Others may have suggested it but how about a walker with built in seat? Does he need help with walking/getting about? My SiL has one and it's a help when she's going short distances.

lovebeigecardigans1955 Thu 28-Feb-19 10:15:36

Oh Lucky I feel for you, it must be terrible. Caring for a spouse is so difficult. You hate yourself for being stressed but you are anyway. My husband didn't lose his marbles (MND) but his condition was heartbreaking. When he passed away I was told that it was a release for him and a relief for me.
A few years later we had - dare I say it? - his bloody mother with two different types of dementia. I could have cheerfully strangled her. Is there an organisation who can provide 'sitters' to make sure he is all right just to give you a short break? They are worth their weight in gold. Chin up, lass, it won't be for ever.

dotters Thu 28-Feb-19 10:20:19

I was talking to a man at the swimming pool last week who said that he is looking for some voluntary jobs in the 'sitting with and chatting to' category. Where would somebody find such information? I suggested the volunteer centre at the local hospital but wondered how one covers people in own home.

Scribbles Thu 28-Feb-19 10:26:11

Luckygirl, I can't add anything practical to what has already been suggested but felt I had to send you a (((cyber hug))) if it will help. I think you're amazing. 🌹🌻🌼🌷

sweetcakes Thu 28-Feb-19 10:29:20

You don't mention if you have children who could help out, speak to him about his stubbornness towards you. It's not fair that you have no life.

kwest Thu 28-Feb-19 10:31:42

You poor darling. Years ago I had my grandma living with us after my parents died. Sometimes the only way I remained sane ( not her fault, I was too young , 26 married with two small children) was to reward myself,once the children were old enough for school, by driving to a garden centre with a newspaper and sitting with a coffee for half an hour of undisturbed peace and quiet.

Gagagran Thu 28-Feb-19 10:34:32

I really felt your frustration and anger at the situation you find yourself in lucky and my heart goes out to you. Your OH is being totally unreasonable and it is clear that he is not going to change unless his dependency on you being fit and well enough to care for him, is spelt out.

That means you need some time to recharge your batteries and he risks you having total burn out if that doesn't happen. Then where would he be? In a home? In a hospice? Dependent on three short visits a day from a carer?
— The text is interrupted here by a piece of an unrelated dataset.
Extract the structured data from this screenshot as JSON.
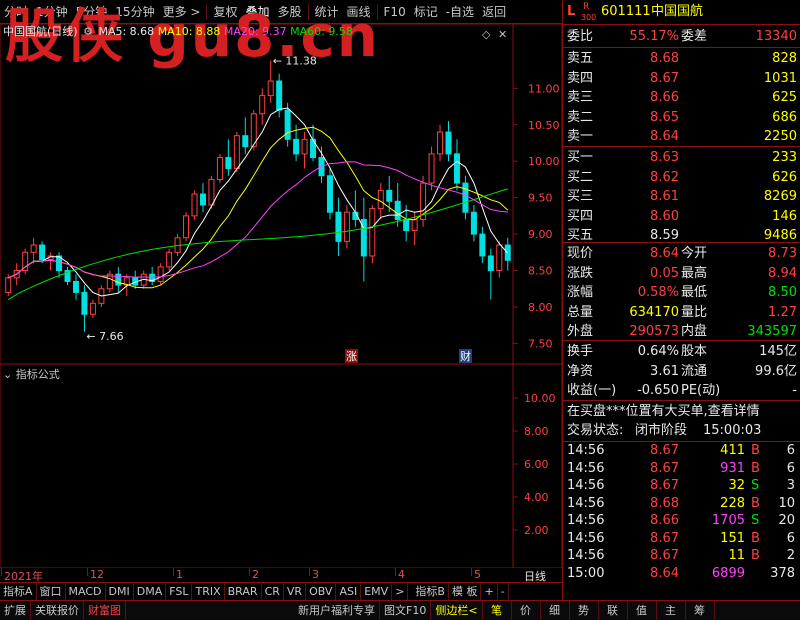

Is there anyone in the family or friends or even old colleagues who he would listen to? You need some allies to fight your corner I think. There has to be a change if you are to carry on and I would try to get a third party in to talk to him and plan some respite for you.

Hope something can be done. You deserve it. flowers